Tag: Queens Gallery London

Life behind the palace walls: New exhibition tells the story of Queen Victoria

Queens Gallery

Queen Victoria was a boss. She took the throne at age 18 and made it hers from the get-go. A lot of that revolved around her moving into Buckingham Palace right in the middle of London. Three weeks into her reign, she moved into Buckingham Palace, despite the building being incomplete and many of the rooms undecorated and unfurnished. The Palace had been empty for seven years following the death of Victoria’s uncle, George IV, who had commissioned at great expense the conversion of Buckingham House into a Palace to the designs of John Nash. The King never occupied the Palace, and his successor, William IV, preferred to live at Clarence House during his short reign. The Queen’s ministers advised her to stay at Kensington Palace, her childhood home, until Buckingham Palace could be brought up to a suitable standard, but Victoria wanted to move immediately and begin her new life. Artist Thomas Sully then painted Victoria shortly after she moved in. Then after that, a whole bunch of other works were created, items and changes made that typified her reign. To celebrate, Buckingham Palace is putting on an exhibition, Queen Victoria’s Palace, curated by the historian and biographer Dr Amanda Foreman and Lucy Peter, Assistant Curator of Paintings, Royal Collection Trust. It’s all part of a visit to the Summer Opening of the State Rooms at Buckingham Palace, 20 July – 29 September 2019. The exhibition is accompanied by the publication Inside Queen Victoria’s Buckingham Palace by Dr Amanda Foreman and Lucy Peter. It… Read More

Largest Leonardo da Vinci collection: A Life in Drawing at the Queen’s Gallery London

Queens Gallery

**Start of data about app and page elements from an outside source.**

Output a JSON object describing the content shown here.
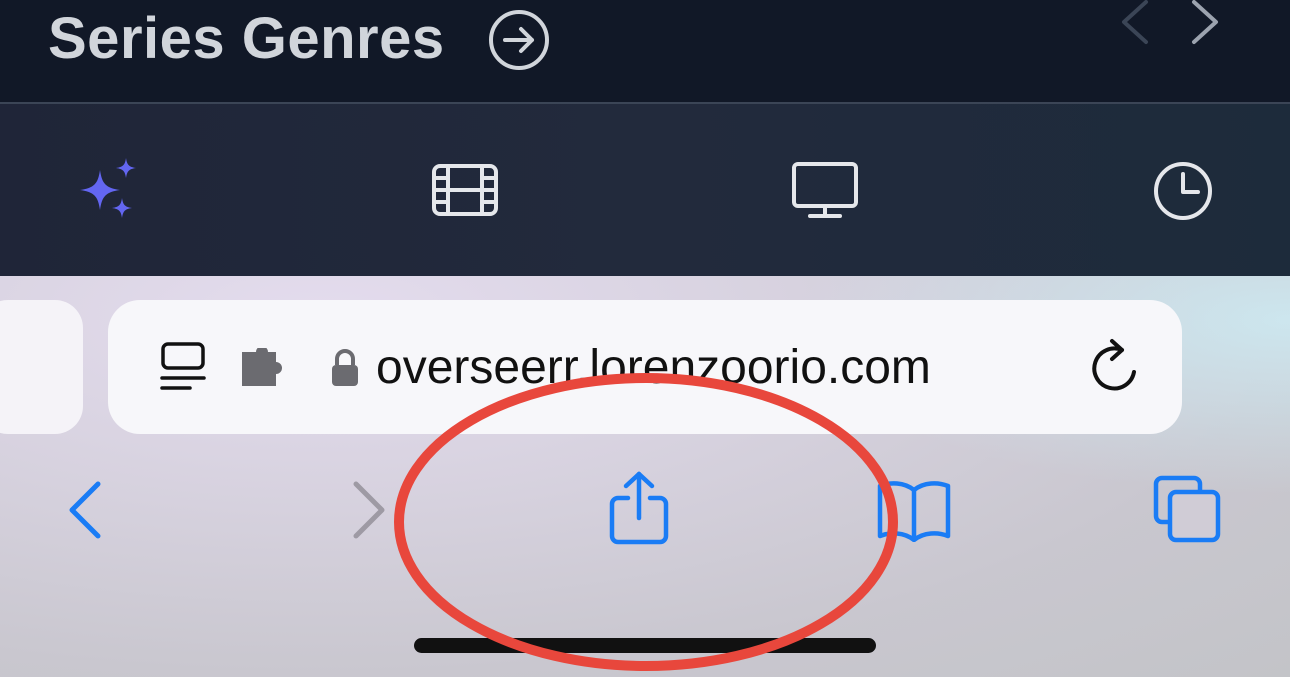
{
  "section": {
    "title": "Series Genres",
    "arrow_icon": "arrow-circle-right-icon",
    "slider_controls": [
      "chevron-left-icon",
      "chevron-right-icon"
    ]
  },
  "mobile_nav": {
    "items": [
      {
        "icon": "sparkles-icon",
        "active": true
      },
      {
        "icon": "film-icon",
        "active": false
      },
      {
        "icon": "tv-icon",
        "active": false
      },
      {
        "icon": "clock-icon",
        "active": false
      }
    ],
    "active_color": "#6366f1"
  },
  "address_bar": {
    "url": "overseerr.lorenzoorio.com",
    "icons": [
      "reader-mode-icon",
      "extension-icon",
      "lock-icon",
      "reload-icon"
    ]
  },
  "toolbar": {
    "buttons": [
      "back-icon",
      "forward-icon",
      "share-icon",
      "bookmarks-icon",
      "tabs-icon"
    ],
    "forward_enabled": false,
    "accent": "#1a7cf5"
  },
  "annotation": {
    "shape": "ellipse",
    "color": "#e8473c",
    "target": "share-button"
  }
}
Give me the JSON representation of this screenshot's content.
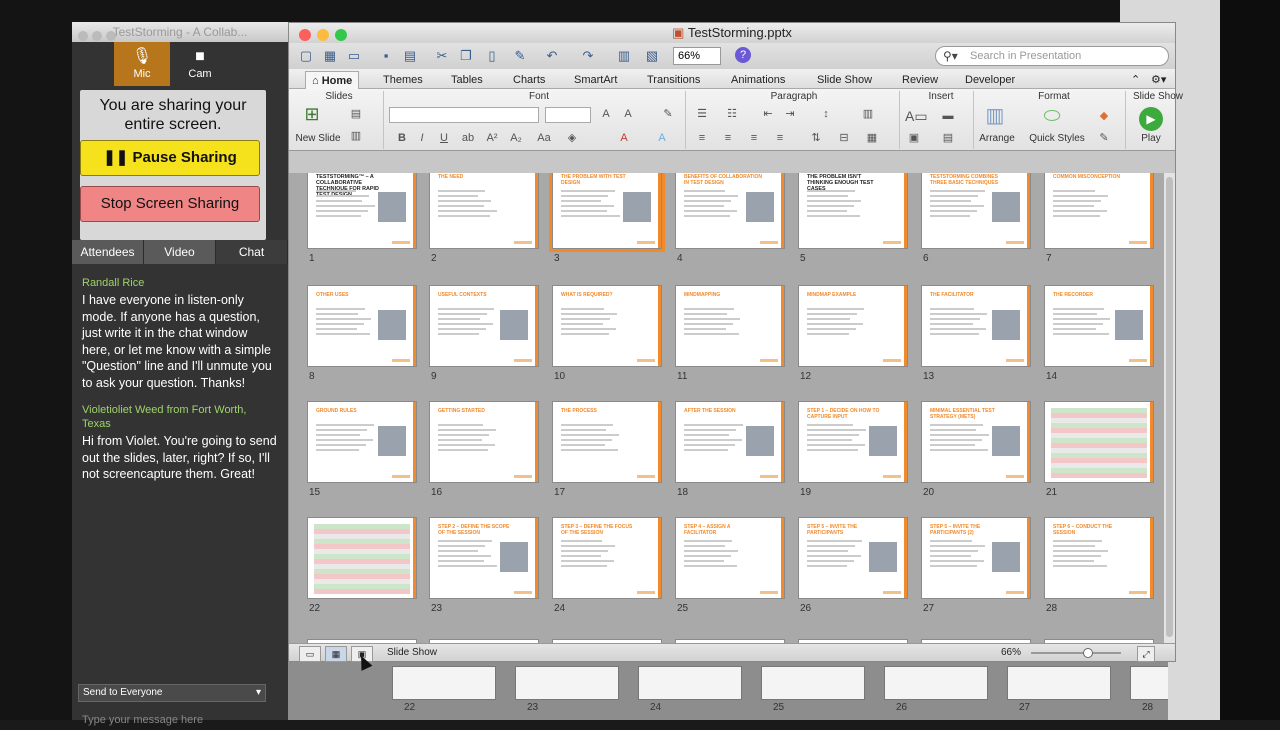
{
  "gtm": {
    "title": "TestStorming - A Collab...",
    "mic_label": "Mic",
    "cam_label": "Cam",
    "share_msg": "You are sharing your entire screen.",
    "pause_label": "Pause Sharing",
    "stop_label": "Stop Screen Sharing",
    "tabs": [
      "Attendees",
      "Video",
      "Chat"
    ],
    "chat": [
      {
        "from": "Randall Rice",
        "text": "I have everyone in listen-only mode. If anyone has a question, just write it in the chat window here, or let me know with a simple \"Question\" line and I'll unmute you to ask your question. Thanks!"
      },
      {
        "from": "Violetioliet Weed from Fort Worth, Texas",
        "text": "Hi from Violet. You're going to send out the slides, later, right? If so, I'll not screencapture them. Great!"
      }
    ],
    "send_to": "Send to Everyone",
    "message_placeholder": "Type your message here"
  },
  "ppt": {
    "title": "TestStorming.pptx",
    "zoom": "66%",
    "search_placeholder": "Search in Presentation",
    "ribbon_tabs": [
      "Home",
      "Themes",
      "Tables",
      "Charts",
      "SmartArt",
      "Transitions",
      "Animations",
      "Slide Show",
      "Review",
      "Developer"
    ],
    "groups": [
      "Slides",
      "Font",
      "Paragraph",
      "Insert",
      "Format",
      "Slide Show"
    ],
    "new_slide": "New Slide",
    "arrange": "Arrange",
    "quick_styles": "Quick Styles",
    "play": "Play",
    "status_view": "Slide Show",
    "status_zoom": "66%"
  },
  "slides": [
    {
      "n": "1",
      "title": "TESTSTORMING™ – A COLLABORATIVE TECHNIQUE FOR RAPID TEST DESIGN"
    },
    {
      "n": "2",
      "title": "THE NEED"
    },
    {
      "n": "3",
      "title": "THE PROBLEM WITH TEST DESIGN"
    },
    {
      "n": "4",
      "title": "BENEFITS OF COLLABORATION IN TEST DESIGN"
    },
    {
      "n": "5",
      "title": "The problem isn't thinking enough test cases"
    },
    {
      "n": "6",
      "title": "TESTSTORMING COMBINES THREE BASIC TECHNIQUES"
    },
    {
      "n": "7",
      "title": "COMMON MISCONCEPTION"
    },
    {
      "n": "8",
      "title": "OTHER USES"
    },
    {
      "n": "9",
      "title": "USEFUL CONTEXTS"
    },
    {
      "n": "10",
      "title": "WHAT IS REQUIRED?"
    },
    {
      "n": "11",
      "title": "MINDMAPPING"
    },
    {
      "n": "12",
      "title": "MINDMAP EXAMPLE"
    },
    {
      "n": "13",
      "title": "THE FACILITATOR"
    },
    {
      "n": "14",
      "title": "THE RECORDER"
    },
    {
      "n": "15",
      "title": "GROUND RULES"
    },
    {
      "n": "16",
      "title": "GETTING STARTED"
    },
    {
      "n": "17",
      "title": "THE PROCESS"
    },
    {
      "n": "18",
      "title": "AFTER THE SESSION"
    },
    {
      "n": "19",
      "title": "STEP 1 – DECIDE ON HOW TO CAPTURE INPUT"
    },
    {
      "n": "20",
      "title": "MINIMAL ESSENTIAL TEST STRATEGY (METS)"
    },
    {
      "n": "21",
      "title": ""
    },
    {
      "n": "22",
      "title": ""
    },
    {
      "n": "23",
      "title": "STEP 2 – DEFINE THE SCOPE OF THE SESSION"
    },
    {
      "n": "24",
      "title": "STEP 3 – DEFINE THE FOCUS OF THE SESSION"
    },
    {
      "n": "25",
      "title": "STEP 4 – ASSIGN A FACILITATOR"
    },
    {
      "n": "26",
      "title": "STEP 5 – INVITE THE PARTICIPANTS"
    },
    {
      "n": "27",
      "title": "STEP 5 – INVITE THE PARTICIPANTS (2)"
    },
    {
      "n": "28",
      "title": "STEP 6 – CONDUCT THE SESSION"
    }
  ],
  "bg_numbers": [
    "22",
    "23",
    "24",
    "25",
    "26",
    "27",
    "28"
  ],
  "colors": {
    "accent": "#f08a2c",
    "pause": "#f5e11c",
    "stop": "#f08585",
    "chat_name": "#9ed36a"
  }
}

The Queen’s Gallery at Buckingham Palace is joining the National Gallery and the British Library as another venue in the long list of places around London that’s commemorating the 500th death anniversary of Leonardo da Vinci. Called Leonardo da Vinci: A Life in Drawing, it’ll feature more than 200 drawings by Leonardo da Vinci, the largest exhibition of the artist’s work in over 65 years. It’s been open from 24 May and has been chosen from the Royal Collection, taking anyone who goes to visit through the full range of Leonardo’s interests in painting, sculpture, architecture, anatomy, engineering, cartography, geology and botany. Think of the exhibition as a comprehensive survey of Leonardo’s life and a unique insight into the workings of his mind. Why was Leonardo da Vinci so influential? Leonardo was revered in his day as a painter, but he completed only around 20 paintings. He was respected as a sculptor and architect, but no sculpture or buildings by him survive. He was a military and civil engineer who plotted with Machiavelli to divert the river Arno, but the scheme was never realised. As a scientist, he dissected 30 human corpses with the intention of compiling an illustrated treatise on anatomy, and planned other treatises on light, water, botany, mechanics and much else besides, but none of these was ever finished. As so much of Leonardo’s work was unrealised, many of his achievements survive only in his drawings and manuscripts. Few of Leonardo’s drawings were intended for others to see: drawing served as Leonardo’s… Read More